In the wake of a seemingly insane-ish price war that broke out on Sina Weibo two nights ago, Chinese consumers have woken up to find that the prices aren’t as crazy as the claims.

Three of China’s biggest online electronic retailers broke into an impromptu battle of oneupmanship on the Twitter-like service after 360buy CEO Richard Liu announced the decision to sell big home appliances at zero gross margins for the next three years. He also promised to undercut any prices offered by competitors Gome or Suning by 10 percent. “Within these three years,” Liu wrote, “any employee found to sell at marked-up prices will be fired.” Both Suning and Gome responded by saying they’d go as low it takes to undercut 360buy in return.

But as the smoke from the gun-fight cleared, consumers have been left wondering what happened to the promised bargains. Some had even held out hope that washing machines and dishwashers could drop to the sweet price of $0.00. After all, Liu had promised: “If Suning dares to sell at 1 yuan, then 360buy will surely sell at 0 yuan.”

According to price comparison Web site Etao.com, however, only 78 of 360buy’s 2,200 electronic appliances were available at a discount rate, China Daily reported.

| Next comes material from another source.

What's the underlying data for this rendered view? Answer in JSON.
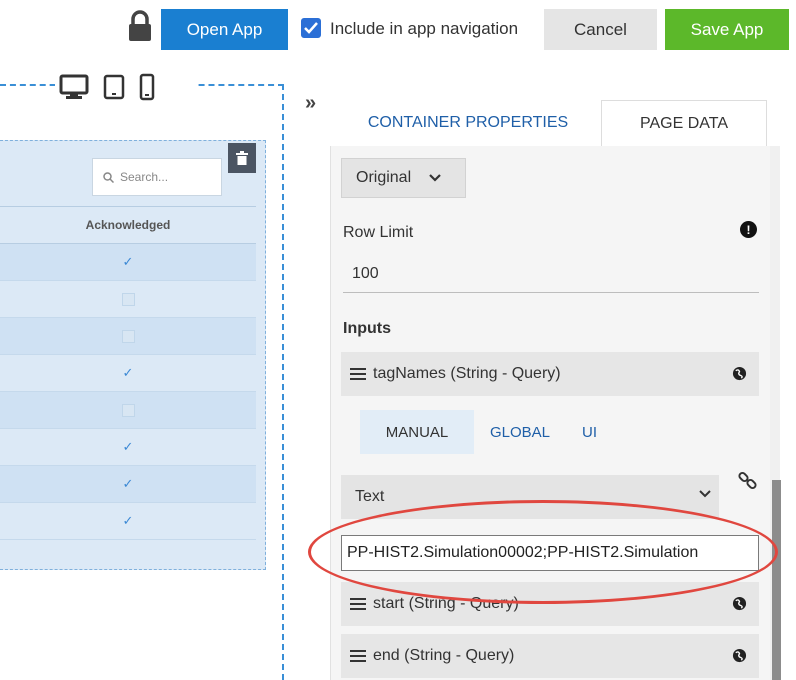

In fact, Etao said 360buy had even raised the price of about 50 items by as much as 100 percent. Gome, meanwhile, had cut prices on only about 7.8 percent of its products online.

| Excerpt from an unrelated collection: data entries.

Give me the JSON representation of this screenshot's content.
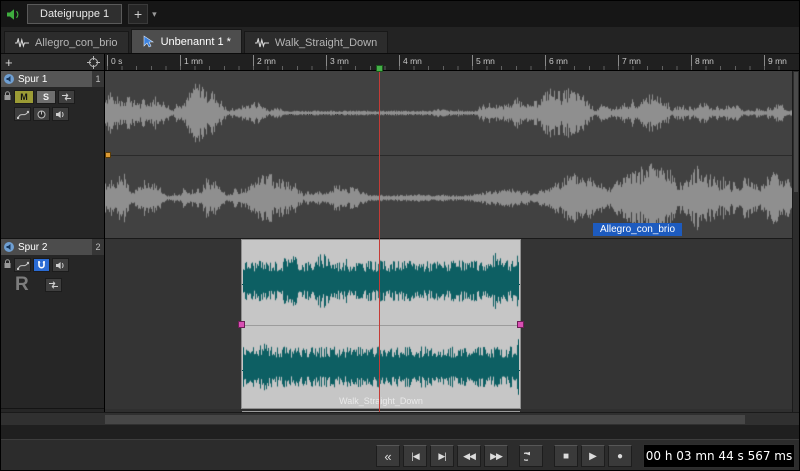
{
  "colors": {
    "cursor_red": "#c43b36",
    "marker_green": "#46b24a",
    "selection_blue": "#1d5bbf",
    "mute_yellow": "#9b9b35",
    "snap_blue": "#2a6bd4",
    "clip_teal": "#0d5f63",
    "clip_background": "#c6c6c6",
    "waveform_gray": "#8f8f8f",
    "handle_magenta": "#d94fb3",
    "handle_orange": "#dd9a33"
  },
  "filegroup_bar": {
    "tab_label": "Dateigruppe 1",
    "add_button_label": "+",
    "dropdown_glyph": "▾"
  },
  "doc_tabs": [
    {
      "label": "Allegro_con_brio"
    },
    {
      "label": "Unbenannt 1 *"
    },
    {
      "label": "Walk_Straight_Down"
    }
  ],
  "track_panel": {
    "add_track_label": "+",
    "tracks": [
      {
        "name": "Spur 1",
        "number": "1",
        "mute_label": "M",
        "solo_label": "S"
      },
      {
        "name": "Spur 2",
        "number": "2",
        "record_label": "R"
      }
    ]
  },
  "ruler": {
    "ticks": [
      "0 s",
      "1 mn",
      "2 mn",
      "3 mn",
      "4 mn",
      "5 mn",
      "6 mn",
      "7 mn",
      "8 mn",
      "9 mn"
    ]
  },
  "clips": {
    "track1_label": "Allegro_con_brio",
    "track2_label": "Walk_Straight_Down"
  },
  "transport": {
    "buttons": [
      {
        "name": "go-to-start",
        "glyph": "«"
      },
      {
        "name": "previous-marker",
        "glyph": "|◀"
      },
      {
        "name": "next-marker",
        "glyph": "▶|"
      },
      {
        "name": "rewind",
        "glyph": "◀◀"
      },
      {
        "name": "fast-forward",
        "glyph": "▶▶"
      },
      {
        "name": "loop",
        "glyph": ""
      },
      {
        "name": "stop",
        "glyph": "■"
      },
      {
        "name": "play",
        "glyph": "▶"
      },
      {
        "name": "record",
        "glyph": "●"
      }
    ],
    "time_display": "00 h 03 mn 44 s 567 ms"
  }
}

Sensing a conspiracy, Sine Weibo’s skeptically minded users started floating the idea that the Weibo war was a PR collaboration between the three companies designed to drive sales. A Weibo poll showed an overwhelming majority believed the “collusion” narrative over the “fight to the death” option.

Image from TechInAsia.com. The red indicates the number of people who think the price “war” is a public relations ploy.

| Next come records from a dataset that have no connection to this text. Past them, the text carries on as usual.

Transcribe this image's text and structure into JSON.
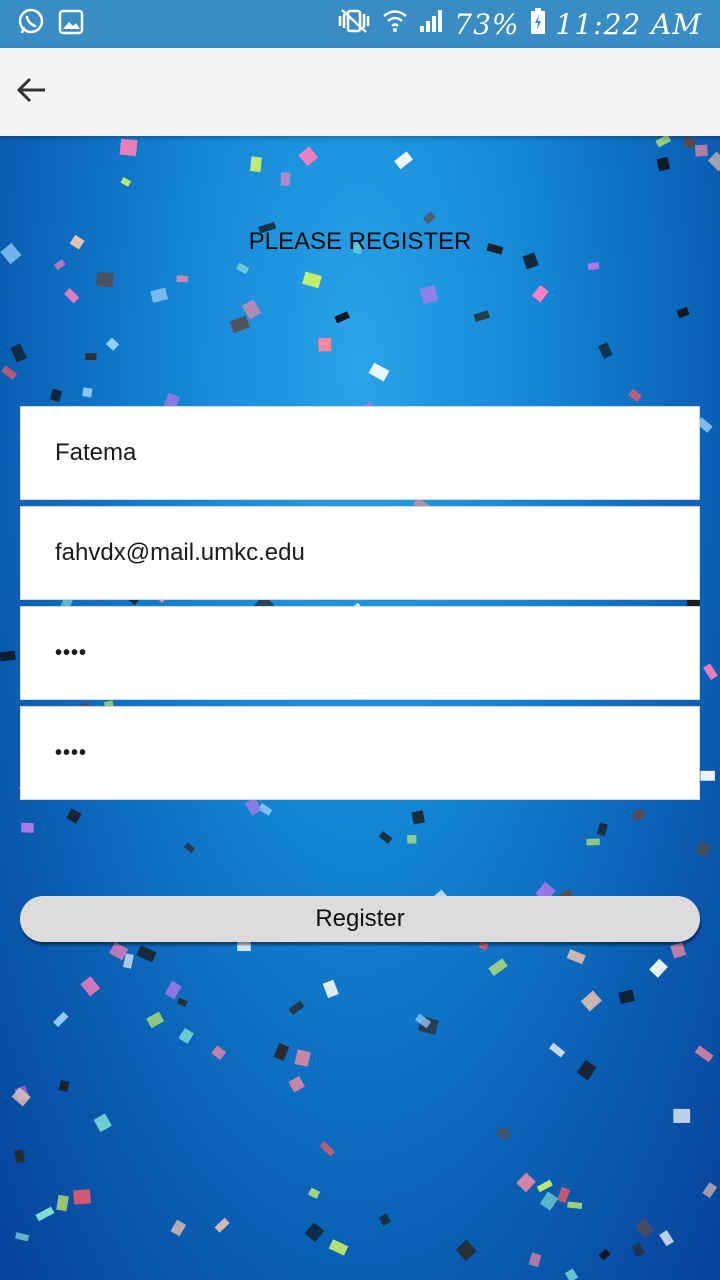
{
  "status_bar": {
    "battery_percent": "73%",
    "time": "11:22 AM",
    "icons": [
      "whatsapp-icon",
      "gallery-icon",
      "mute-vibrate-icon",
      "wifi-icon",
      "signal-icon",
      "battery-charging-icon"
    ]
  },
  "app_bar": {
    "back_icon": "arrow-back-icon"
  },
  "page": {
    "title": "PLEASE REGISTER"
  },
  "form": {
    "name_value": "Fatema",
    "email_value": "fahvdx@mail.umkc.edu",
    "password_value": "••••",
    "confirm_password_value": "••••",
    "register_label": "Register"
  },
  "colors": {
    "status_bar": "#3a8cc4",
    "app_bar": "#f5f5f5",
    "background_top": "#2aa3e8",
    "background_bottom": "#08419a",
    "button": "#dcdcdc"
  }
}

There was more interesting little nugget from Etao’s figures, which, as TechInAsia notes, it has been displaying in an Olympics-like medal tally table. The online retailer that currently offers the best prices is the dark horse of ecommerce in China.

And just who, you might ask, is that?

It is, I might answer, a little company called Amazon.

[Lead image from Shutterstock.com]